→ Exercise brief
Look over the material for the string "true". Copy every line where it turns up.

→ Records to process
────

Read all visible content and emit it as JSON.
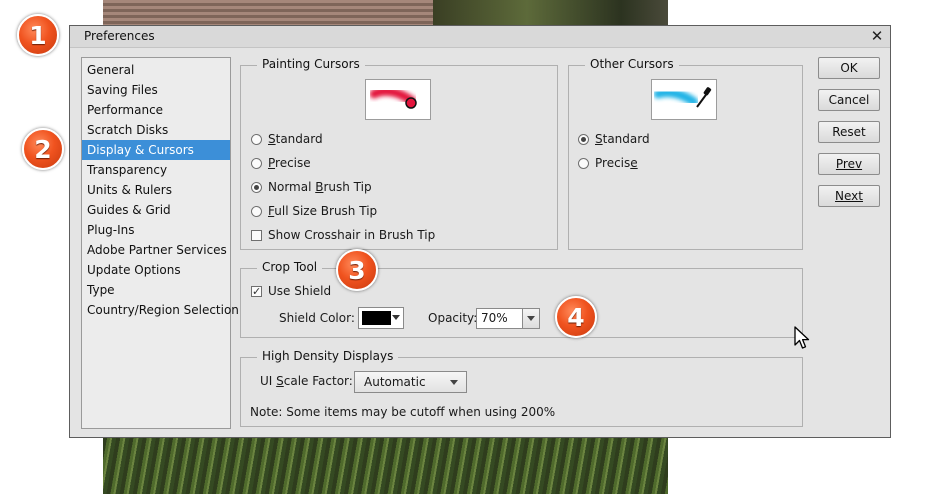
{
  "window": {
    "title": "Preferences"
  },
  "sidebar": {
    "items": [
      {
        "label": "General"
      },
      {
        "label": "Saving Files"
      },
      {
        "label": "Performance"
      },
      {
        "label": "Scratch Disks"
      },
      {
        "label": "Display & Cursors",
        "active": true
      },
      {
        "label": "Transparency"
      },
      {
        "label": "Units & Rulers"
      },
      {
        "label": "Guides & Grid"
      },
      {
        "label": "Plug-Ins"
      },
      {
        "label": "Adobe Partner Services"
      },
      {
        "label": "Update Options"
      },
      {
        "label": "Type"
      },
      {
        "label": "Country/Region Selection"
      }
    ]
  },
  "painting_cursors": {
    "title": "Painting Cursors",
    "options": {
      "standard": {
        "prefix": "",
        "key": "S",
        "rest": "tandard",
        "selected": false
      },
      "precise": {
        "prefix": "",
        "key": "P",
        "rest": "recise",
        "selected": false
      },
      "normal": {
        "prefix": "Normal ",
        "key": "B",
        "rest": "rush Tip",
        "selected": true
      },
      "fullsize": {
        "prefix": "",
        "key": "F",
        "rest": "ull Size Brush Tip",
        "selected": false
      }
    },
    "crosshair": {
      "label": "Show Crosshair in Brush Tip",
      "checked": false
    }
  },
  "other_cursors": {
    "title": "Other Cursors",
    "standard": {
      "prefix": "",
      "key": "S",
      "rest": "tandard",
      "selected": true
    },
    "precise": {
      "prefix": "Precis",
      "key": "e",
      "rest": "",
      "selected": false
    }
  },
  "crop_tool": {
    "title": "Crop Tool",
    "use_shield": {
      "label": "Use Shield",
      "checked": true
    },
    "shield_color_label": "Shield Color:",
    "shield_color": "#000000",
    "opacity_label": "Opacity:",
    "opacity_value": "70%"
  },
  "high_density": {
    "title": "High Density Displays",
    "scale_label": {
      "prefix": "UI ",
      "key": "S",
      "rest": "cale Factor:"
    },
    "scale_value": "Automatic",
    "note": "Note: Some items may be cutoff when using 200%"
  },
  "buttons": {
    "ok": "OK",
    "cancel": "Cancel",
    "reset": "Reset",
    "prev": "Prev",
    "next": "Next"
  },
  "annotations": [
    "1",
    "2",
    "3",
    "4"
  ],
  "colors": {
    "accent_selection": "#3c8fd8",
    "badge_orange": "#f0531f",
    "painting_cursor_stroke": "#e3143c",
    "other_cursor_stroke": "#22b4e6"
  },
  "icons": {
    "painting_preview": "brush-stroke-circle-icon",
    "other_preview": "eyedropper-icon",
    "close": "close-icon",
    "mouse": "arrow-cursor-icon"
  }
}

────

→ Output for this exercise
        "active": true
        "selected": true
      "selected": true
      "checked": true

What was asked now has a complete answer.